Two wild, indigenous tea subspecies, Taiwan Mountain Tea and Red Sprout Mountain Tea, were discovered in Taiwan as early as the 17th century. However, they had little economic value and were not widely used due to their bitter taste and thin, brittle leaves.
During the Qing dynasty (1644-1912) different tea varieties were imported from the Wuyi Mountains in the Fujian province of China and cultivated in northern Taiwan. It became apparent that Taiwan's climate was excellent for cultivating tea trees with high mountain ranges, and a lot of sun and precipitation.
The British merchant John Dodd, during a visit in 1865 to observe Taiwan’s camphor industry, discovered the Taiwanese tea market. In 1867, Dodd started a tea company in Wanhua, Taipei. Aware of British plans to develop a tea industry in India, he successfully sought profit in developing an alternative tea product on the island. In 1868 Dodd employed Chinese tea masters from the Fujian province to start a tea processing shop in Taipei, so that they could successfully complete the entire tea manufacturing process from within Taiwan instead of having to complete the manufacturing process in China. In the next year John Dodd began shipping Formosa Oolong tea to the United States. The tea he exported to New York became a surprise hit, making Taiwanese tea famous internationally and attracting other exporters to Taiwan.

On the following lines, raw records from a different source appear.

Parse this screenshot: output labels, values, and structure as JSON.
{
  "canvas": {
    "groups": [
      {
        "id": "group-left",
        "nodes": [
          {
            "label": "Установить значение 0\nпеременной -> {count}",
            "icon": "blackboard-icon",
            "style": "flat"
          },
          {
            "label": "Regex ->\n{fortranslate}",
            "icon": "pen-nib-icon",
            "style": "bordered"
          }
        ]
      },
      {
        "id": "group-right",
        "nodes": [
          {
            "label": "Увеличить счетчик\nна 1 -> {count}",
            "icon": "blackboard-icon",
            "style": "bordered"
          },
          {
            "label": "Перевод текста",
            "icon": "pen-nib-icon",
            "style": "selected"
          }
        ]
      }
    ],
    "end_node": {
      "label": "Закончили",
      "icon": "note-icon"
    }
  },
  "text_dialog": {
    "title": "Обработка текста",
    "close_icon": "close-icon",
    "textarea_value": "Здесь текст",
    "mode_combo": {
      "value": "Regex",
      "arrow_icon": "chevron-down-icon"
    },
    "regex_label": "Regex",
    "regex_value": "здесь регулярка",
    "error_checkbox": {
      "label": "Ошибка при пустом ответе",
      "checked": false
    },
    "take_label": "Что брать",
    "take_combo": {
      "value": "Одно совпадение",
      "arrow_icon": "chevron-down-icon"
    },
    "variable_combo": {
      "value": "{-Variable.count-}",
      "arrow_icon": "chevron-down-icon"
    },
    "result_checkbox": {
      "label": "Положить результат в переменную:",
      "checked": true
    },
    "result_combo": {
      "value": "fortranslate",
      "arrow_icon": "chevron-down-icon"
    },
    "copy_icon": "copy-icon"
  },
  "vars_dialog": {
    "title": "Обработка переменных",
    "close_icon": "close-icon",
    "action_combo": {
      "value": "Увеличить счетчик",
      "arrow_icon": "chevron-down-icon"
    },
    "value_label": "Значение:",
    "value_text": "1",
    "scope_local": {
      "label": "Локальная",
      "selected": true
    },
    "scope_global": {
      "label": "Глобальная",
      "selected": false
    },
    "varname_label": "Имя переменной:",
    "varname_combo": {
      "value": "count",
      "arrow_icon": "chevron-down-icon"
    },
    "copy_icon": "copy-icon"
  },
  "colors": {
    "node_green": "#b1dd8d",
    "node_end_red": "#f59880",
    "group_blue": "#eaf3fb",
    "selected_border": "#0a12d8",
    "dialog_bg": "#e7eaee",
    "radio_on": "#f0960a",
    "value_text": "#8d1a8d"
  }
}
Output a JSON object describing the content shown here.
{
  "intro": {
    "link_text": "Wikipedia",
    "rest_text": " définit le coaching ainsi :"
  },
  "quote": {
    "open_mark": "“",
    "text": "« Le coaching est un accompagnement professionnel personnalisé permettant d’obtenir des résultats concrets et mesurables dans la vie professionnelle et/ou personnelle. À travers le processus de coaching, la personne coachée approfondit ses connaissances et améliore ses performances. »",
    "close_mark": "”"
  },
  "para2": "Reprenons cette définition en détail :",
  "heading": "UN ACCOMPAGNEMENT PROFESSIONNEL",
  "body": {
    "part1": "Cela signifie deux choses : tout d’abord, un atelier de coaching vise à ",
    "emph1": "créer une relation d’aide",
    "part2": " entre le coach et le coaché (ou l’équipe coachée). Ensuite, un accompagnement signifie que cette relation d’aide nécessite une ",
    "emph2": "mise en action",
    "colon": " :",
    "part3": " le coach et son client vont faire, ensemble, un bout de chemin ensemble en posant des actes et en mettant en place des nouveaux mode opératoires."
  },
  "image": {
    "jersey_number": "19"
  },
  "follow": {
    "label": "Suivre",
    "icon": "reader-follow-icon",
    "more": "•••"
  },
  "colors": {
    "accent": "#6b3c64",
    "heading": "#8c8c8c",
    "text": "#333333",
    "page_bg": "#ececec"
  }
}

During the Japanese occupation of Taiwan (1894-95), the Japanese expanded Taiwanese tea farms and encouraged the cultivation of local varieties. By the 1950s and 60s mainland China was subject to trade embargoes and during this time Taiwanese tea growers and marketers focused on existing, well-known varieties. It was not until after the mainland's products became more widely available that the market for teas became more competitive and the Taiwanese tea industry successfully changed its emphasis to producing speciality versions – especially of Oolongs – which are now synonymous with Taiwanese tea.
Taiwanese Oolongs have continued to gain in popularity with a familiar example being Tung Ting (Dong Ding) whose plants were some of the earliest brought to Taiwan from the Wuyi Mountains in China's Fujian Province about 150 years ago. Another well-known example is Dong Fang Meiren which got the name "Oriental Beauty" from Queen Elizabeth II in the 1960s, it was one of the most costly exported Taiwanese teas during the 2000s. Because of Taiwan's geography and climate, Taiwanese teas are some the best teas in the world.